Anyone who has been through the parenting experience to know that young children learn to play hide-and-seek quite easily. Capture soon what to do if they happen to hide or if, in contrast, are "the league". It is also customary to reveal with laughter or whispers -or directly with a "I'm here"- the corner where they are hidden, perhaps because the most fun part at that age is to be trapped. The fact is that this entertainment they love, so it is not strange that we find in virtually all cultures of the world. Now, a team of researchers from the Humboldt University in Berlin has discovered that the rats also can learn to play hide and seek with the human . And they do it surprisingly well.
The experiment, a delight-don't miss the video on these lines - sheds light on the ludic behaviour in animals. Until now, says Annika Reinhold, head of the study published in the journal "Science", the traditional methods of neuroscience, which often depend on a strict control and conditioning, were not permitted to know what goes on in the brain of the animal that plays, an activity that is exercised in freedom and that seeks no more benefit than having a good time.Tickle, as a prize,

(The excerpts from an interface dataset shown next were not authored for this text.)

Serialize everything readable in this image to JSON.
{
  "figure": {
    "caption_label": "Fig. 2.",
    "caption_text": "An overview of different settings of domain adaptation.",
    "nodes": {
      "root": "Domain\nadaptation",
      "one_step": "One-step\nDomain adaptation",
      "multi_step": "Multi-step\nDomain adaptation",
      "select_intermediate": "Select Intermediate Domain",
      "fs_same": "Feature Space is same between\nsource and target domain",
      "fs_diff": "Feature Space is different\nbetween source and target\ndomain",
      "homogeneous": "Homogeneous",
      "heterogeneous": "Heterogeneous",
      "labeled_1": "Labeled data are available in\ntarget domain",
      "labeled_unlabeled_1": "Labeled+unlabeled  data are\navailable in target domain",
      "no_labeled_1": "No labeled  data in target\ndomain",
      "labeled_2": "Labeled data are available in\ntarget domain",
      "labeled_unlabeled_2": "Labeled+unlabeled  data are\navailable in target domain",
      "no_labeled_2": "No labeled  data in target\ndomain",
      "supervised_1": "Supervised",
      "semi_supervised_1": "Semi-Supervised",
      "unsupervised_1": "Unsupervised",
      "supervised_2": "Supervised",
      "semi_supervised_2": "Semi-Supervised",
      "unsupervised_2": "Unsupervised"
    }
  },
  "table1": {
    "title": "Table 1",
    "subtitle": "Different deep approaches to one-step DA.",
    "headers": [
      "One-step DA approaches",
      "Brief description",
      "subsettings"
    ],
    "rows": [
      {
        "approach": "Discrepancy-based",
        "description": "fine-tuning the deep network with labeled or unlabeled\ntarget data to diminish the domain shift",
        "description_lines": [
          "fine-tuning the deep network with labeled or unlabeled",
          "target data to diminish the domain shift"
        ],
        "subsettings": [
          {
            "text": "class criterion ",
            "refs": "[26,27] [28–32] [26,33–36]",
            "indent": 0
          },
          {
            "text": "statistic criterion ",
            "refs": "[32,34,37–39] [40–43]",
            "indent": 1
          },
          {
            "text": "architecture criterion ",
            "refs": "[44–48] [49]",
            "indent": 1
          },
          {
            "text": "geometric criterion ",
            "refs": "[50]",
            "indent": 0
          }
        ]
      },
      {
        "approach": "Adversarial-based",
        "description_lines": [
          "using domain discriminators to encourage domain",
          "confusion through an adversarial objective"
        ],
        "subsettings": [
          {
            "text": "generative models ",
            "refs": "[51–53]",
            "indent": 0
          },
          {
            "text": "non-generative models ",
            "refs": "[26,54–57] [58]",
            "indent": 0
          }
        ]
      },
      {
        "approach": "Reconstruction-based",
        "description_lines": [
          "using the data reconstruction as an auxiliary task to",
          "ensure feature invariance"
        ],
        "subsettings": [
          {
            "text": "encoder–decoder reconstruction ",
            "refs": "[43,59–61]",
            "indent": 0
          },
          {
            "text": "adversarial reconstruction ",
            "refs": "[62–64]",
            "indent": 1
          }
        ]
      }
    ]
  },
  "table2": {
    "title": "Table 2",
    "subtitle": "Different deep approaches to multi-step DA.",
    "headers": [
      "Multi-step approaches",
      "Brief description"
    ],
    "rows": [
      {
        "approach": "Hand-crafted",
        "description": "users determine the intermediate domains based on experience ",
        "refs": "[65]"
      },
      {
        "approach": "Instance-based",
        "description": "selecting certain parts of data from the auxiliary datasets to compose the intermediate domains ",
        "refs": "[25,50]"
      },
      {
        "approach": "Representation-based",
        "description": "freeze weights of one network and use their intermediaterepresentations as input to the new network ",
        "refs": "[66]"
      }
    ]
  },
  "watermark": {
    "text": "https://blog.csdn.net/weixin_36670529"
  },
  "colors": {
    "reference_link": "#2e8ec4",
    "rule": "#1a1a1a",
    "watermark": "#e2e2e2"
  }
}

Reinhold and his team taught rats male adolescents to play a simplified version of rat versus human , hiding in a room of about 30 square metres. After a few weeks, the guinea pigs not only they were able to play, but also learned how to toggle between hide-and-seek your opponent is human. In addition, according to the researchers, they ended up playing each function in a level of "highly competent".
according To the study, when they played searching, the rodents learned to do it until you find the hidden human. If they played hide them, remained in place until being discovered by the human player. Instead of with food, the authors awarded the behaviors of successful concealment, and search with social interactions that are fun, such as tickling, fondling or horseplay (pushing or falling). Situations which remind a lot to the game with little humans.
The results show that the animals became players more strategic with the time , using systematic searches, visual cues and to investigate the hiding places of the past of their human counterparts. When they hid themselves, remained in silence -do something really complicated with the young children!- and moved to a new location, preferring to hide in cardboard boxes opaque instead of transparent boxes.
studies neural revealed a intense activity of the prefrontal cortex of the brain of rats that varied according to the moments of the game and the role that they play to perform (hide or seek). For the authors, the developed cognitive abilities of rats to play hide-and-seek suggest that this game could be very old in the history of evolution.Date Of Update: 14 September 2019, 01:00